Joining the battle are two industry giants, Caesars Entertainment and Amaya Gaming. The two plan to work together to push for online gambling legislation at both state and federal levels. While in the past there had been some conflict between PokerStars and Caesars, since Amaya acquired PokerStars in the summer of 2014 the relationship has been steadily on the mend. The two even teamed up to offer online gambling in New Jersey, but their license has been delayed time and time again.
Now the two industry leaders are focusing their attention on the real issue at hand: legalizing online gambling in the US. “We need to focus on where our opposition really lies, and clearly it’s not Amaya and PokerStars. They are a strong ally in the space,” Caesars Entertainment’s Executive Vice President, Jan Jones-Blackhurst, commented.
Who is the Behind the Opposition?

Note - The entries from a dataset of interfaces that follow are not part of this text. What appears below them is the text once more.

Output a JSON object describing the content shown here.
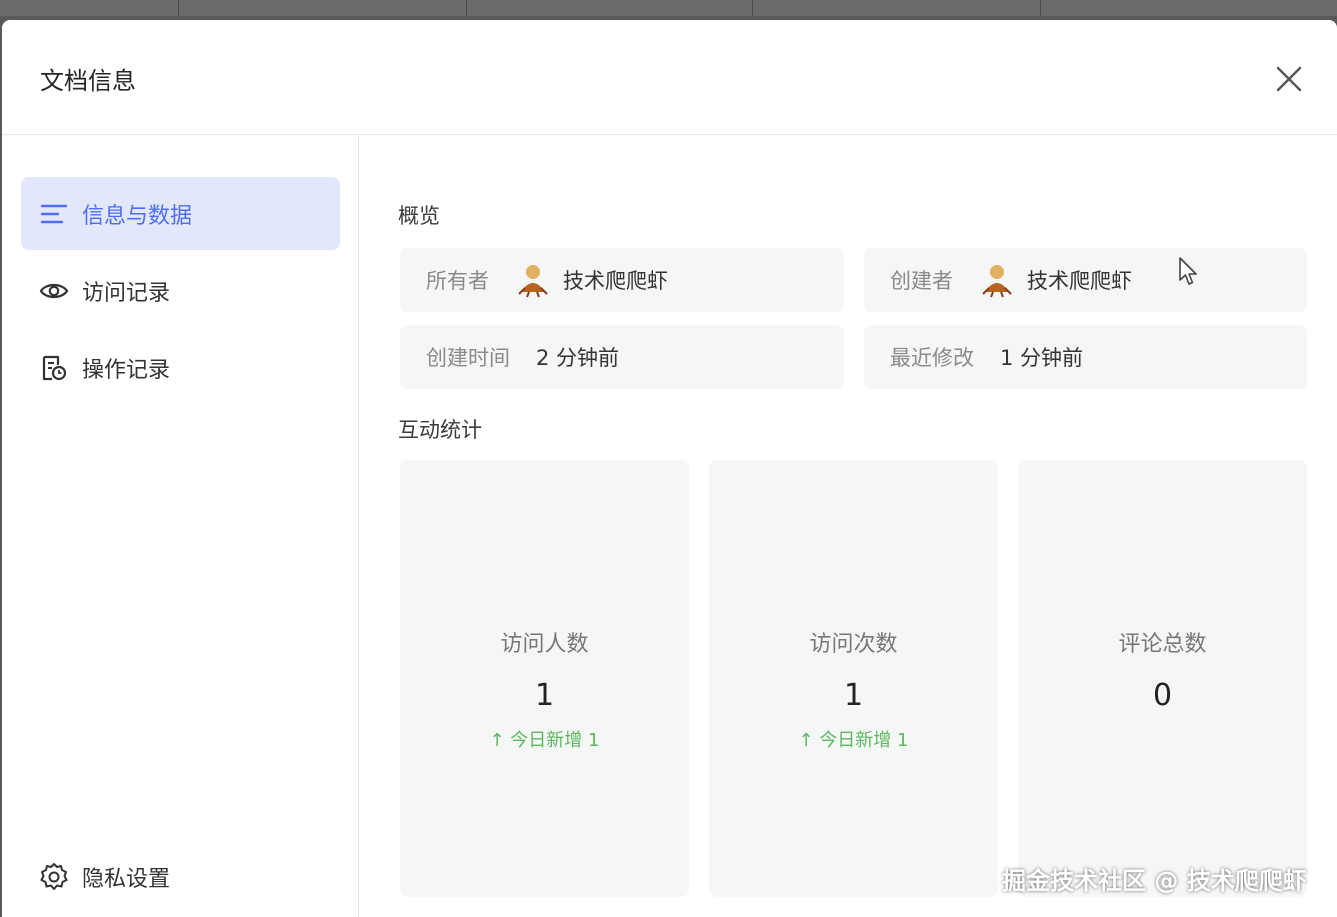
{
  "dialog": {
    "title": "文档信息"
  },
  "sidebar": {
    "items": [
      {
        "label": "信息与数据",
        "icon": "list-icon",
        "active": true
      },
      {
        "label": "访问记录",
        "icon": "eye-icon",
        "active": false
      },
      {
        "label": "操作记录",
        "icon": "document-clock-icon",
        "active": false
      }
    ],
    "bottom_item": {
      "label": "隐私设置",
      "icon": "gear-icon"
    }
  },
  "overview": {
    "title": "概览",
    "owner_label": "所有者",
    "owner_name": "技术爬爬虾",
    "creator_label": "创建者",
    "creator_name": "技术爬爬虾",
    "created_label": "创建时间",
    "created_value": "2 分钟前",
    "modified_label": "最近修改",
    "modified_value": "1 分钟前"
  },
  "stats": {
    "title": "互动统计",
    "cards": [
      {
        "label": "访问人数",
        "value": "1",
        "trend": "↑ 今日新增 1"
      },
      {
        "label": "访问次数",
        "value": "1",
        "trend": "↑ 今日新增 1"
      },
      {
        "label": "评论总数",
        "value": "0",
        "trend": ""
      }
    ]
  },
  "watermark": "掘金技术社区 @ 技术爬爬虾",
  "colors": {
    "accent": "#4e6ef2",
    "active_bg": "#e2e7fb",
    "trend_green": "#5cb85c",
    "card_bg": "#f5f6f6"
  }
}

Amaya and Caesars know who they are up against. It is none-other than casino magnate Sheldon Adelson, who, ironically, has been the staunchest, most outspoken opponent to online gambling legislation since the issue came up. “Click your mouse and lose your house,” Sheldon and his anti-gambling lobbyists have taken to saying.
But it is precisely because there are such strong (and well-funded) anti-gambling lobbyists that Caesars and Amaya are stepping up to work together in favor of their cause. Online gambling can have many positive benefits; namely, it can create jobs and increase state and federal revenue, which is sorely needed during this time of economic recession. Pro-internet gambling lobbyists hope that the support of these two powerful companies can help push through legislation for the allowance of internet gambling.